When Stephanie passed away in Niger, Peace Corps sent a few headquarter personnel, including a counselor, to help us make sense of our fallen fellow volunteer. I attended a group session and then a one-on-one with the sweet woman whose name I can no longer remember. Not only was I dealing with the death of a dear friend, I was coming off a very emotional year at home and now adjusting to life in the Sahara. As we worked through my emotions, the counselor told me something another volunteer had used on her bad days.
“Some days,” she said, “it is OK to quit the day.”
Today was an awful day at school. As these things usually go, I am not actually sure what started it but I left the classroom in rage and on the verge of tears. I tried to retell what happened but it didn’t make sense. I handle the situation pretty poorly and the blame was unfairly pushed onto someone else. Still, my feelings were normal and I have to accept that there are forces at work that I don’t, and will never, understand.
Emotionally drained, I couldn’t go to my next class. I spoke with the principal, another teacher and the pastor then sent messages to other PCVs. They all reassured me, even the students who caused such harsh reaction, that I am not at the center of this issue.
Yet, I can’t go on. I have reports to fill out, lessons to plan and emails to respond to, but after my next class, a literature session, I am going to go home. I am going to read something mindless and make a bowl of popcorn. I may take a nap and will likely clean and then do yoga. I am going to quit the day.

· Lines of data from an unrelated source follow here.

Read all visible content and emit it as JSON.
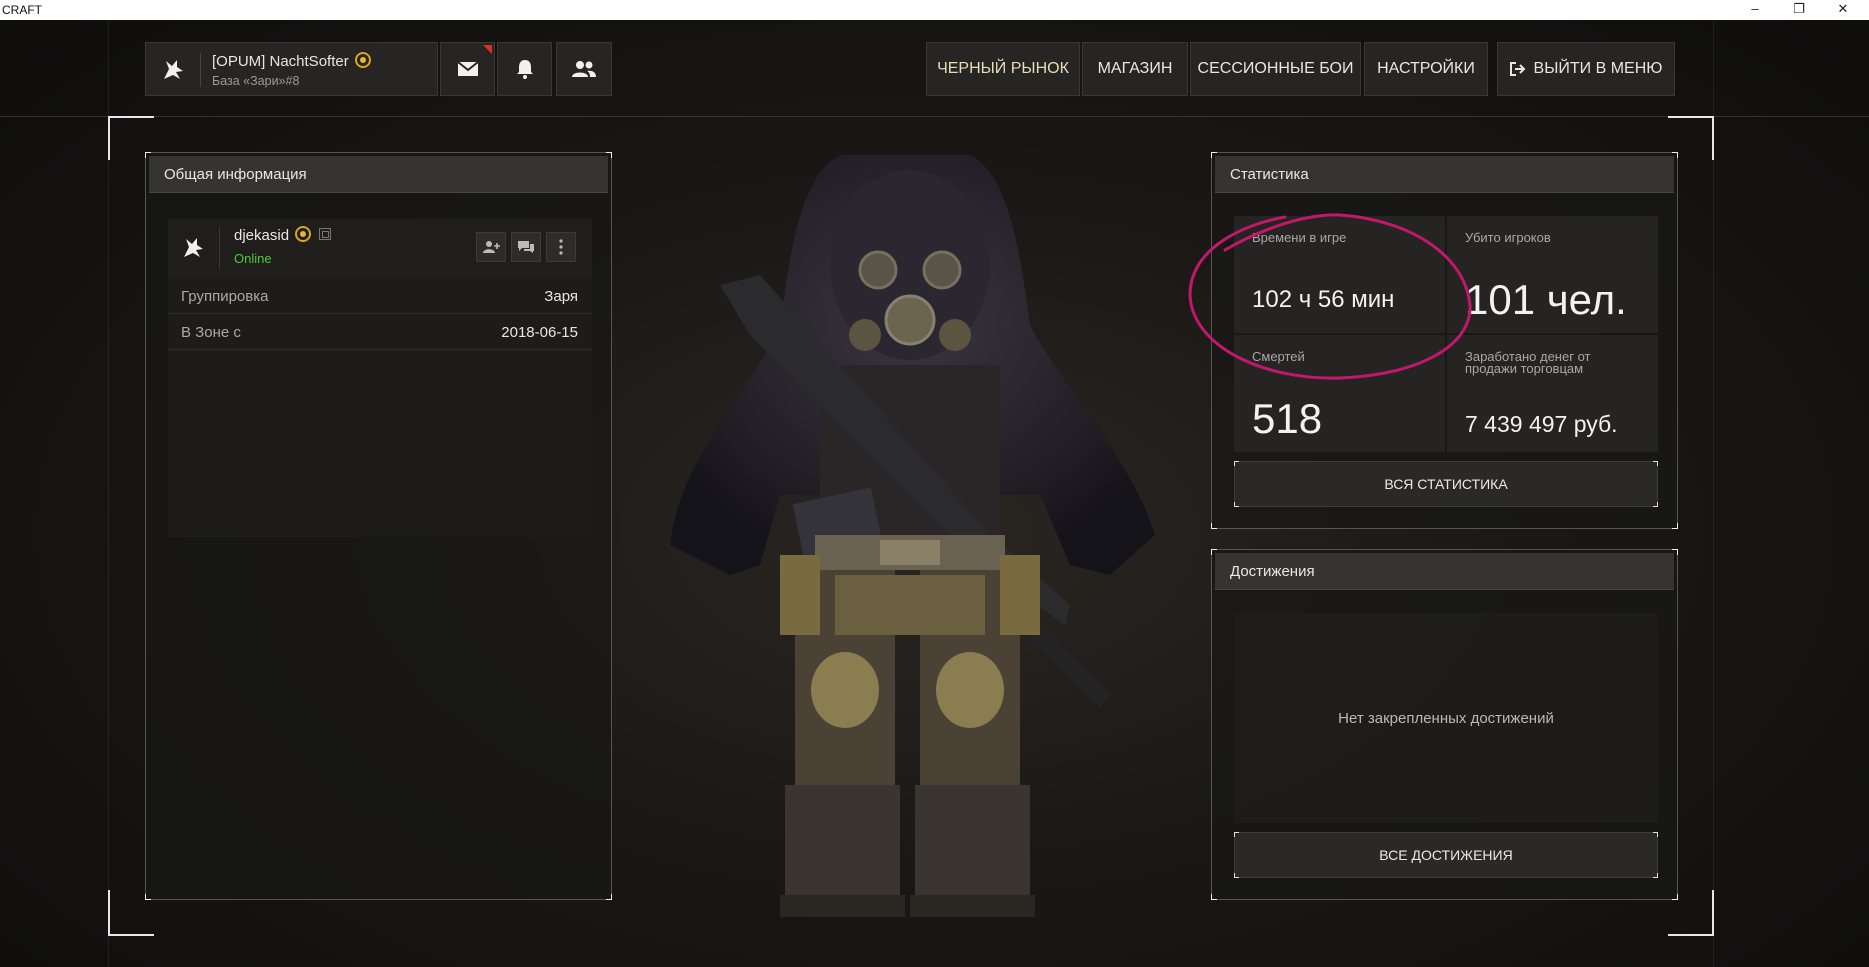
{
  "window": {
    "title": "CRAFT",
    "controls": {
      "minimize": "–",
      "maximize": "❐",
      "close": "✕"
    }
  },
  "profile": {
    "name": "[OPUM] NachtSofter",
    "base": "База «Зари»#8"
  },
  "topnav": {
    "market": "ЧЕРНЫЙ РЫНОК",
    "shop": "МАГАЗИН",
    "sessions": "СЕССИОННЫЕ БОИ",
    "settings": "НАСТРОЙКИ",
    "exit": "ВЫЙТИ В МЕНЮ"
  },
  "general": {
    "header": "Общая информация",
    "username": "djekasid",
    "status": "Online",
    "rows": [
      {
        "key": "Группировка",
        "value": "Заря"
      },
      {
        "key": "В Зоне с",
        "value": "2018-06-15"
      }
    ]
  },
  "stats": {
    "header": "Статистика",
    "cells": [
      {
        "label": "Времени в игре",
        "value": "102 ч 56 мин"
      },
      {
        "label": "Убито игроков",
        "value": "101 чел."
      },
      {
        "label": "Смертей",
        "value": "518"
      },
      {
        "label": "Заработано денег от продажи торговцам",
        "value": "7 439 497 руб."
      }
    ],
    "all_button": "ВСЯ СТАТИСТИКА"
  },
  "achievements": {
    "header": "Достижения",
    "empty": "Нет закрепленных достижений",
    "all_button": "ВСЕ ДОСТИЖЕНИЯ"
  },
  "colors": {
    "online": "#4ec93a",
    "badge": "#d8a622",
    "annotation": "#c2186b",
    "mail_flag": "#d9322b"
  },
  "icons": [
    "wolf-logo-icon",
    "mail-icon",
    "bell-icon",
    "friends-icon",
    "exit-icon",
    "add-friend-icon",
    "chat-icon",
    "more-icon",
    "copy-icon",
    "sun-badge-icon"
  ]
}
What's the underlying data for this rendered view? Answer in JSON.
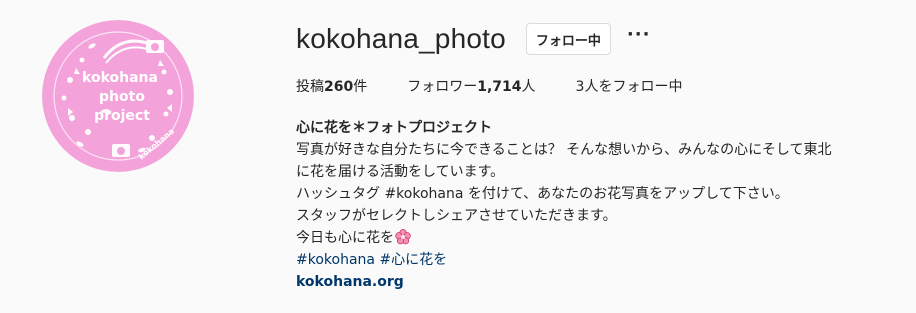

In America, you can’t just walk away from your job on a hard day. I get that and, thanks to my Catholic guilt, I do feel bad about leaving. But I will have finished classes for the day and I just need to step back. I need to take a deep breath so that I can go onto tomorrow. I won’t always be able to quit the day but on the days that I can, like this one, I must. It’s the best decision for those I serve and for myself.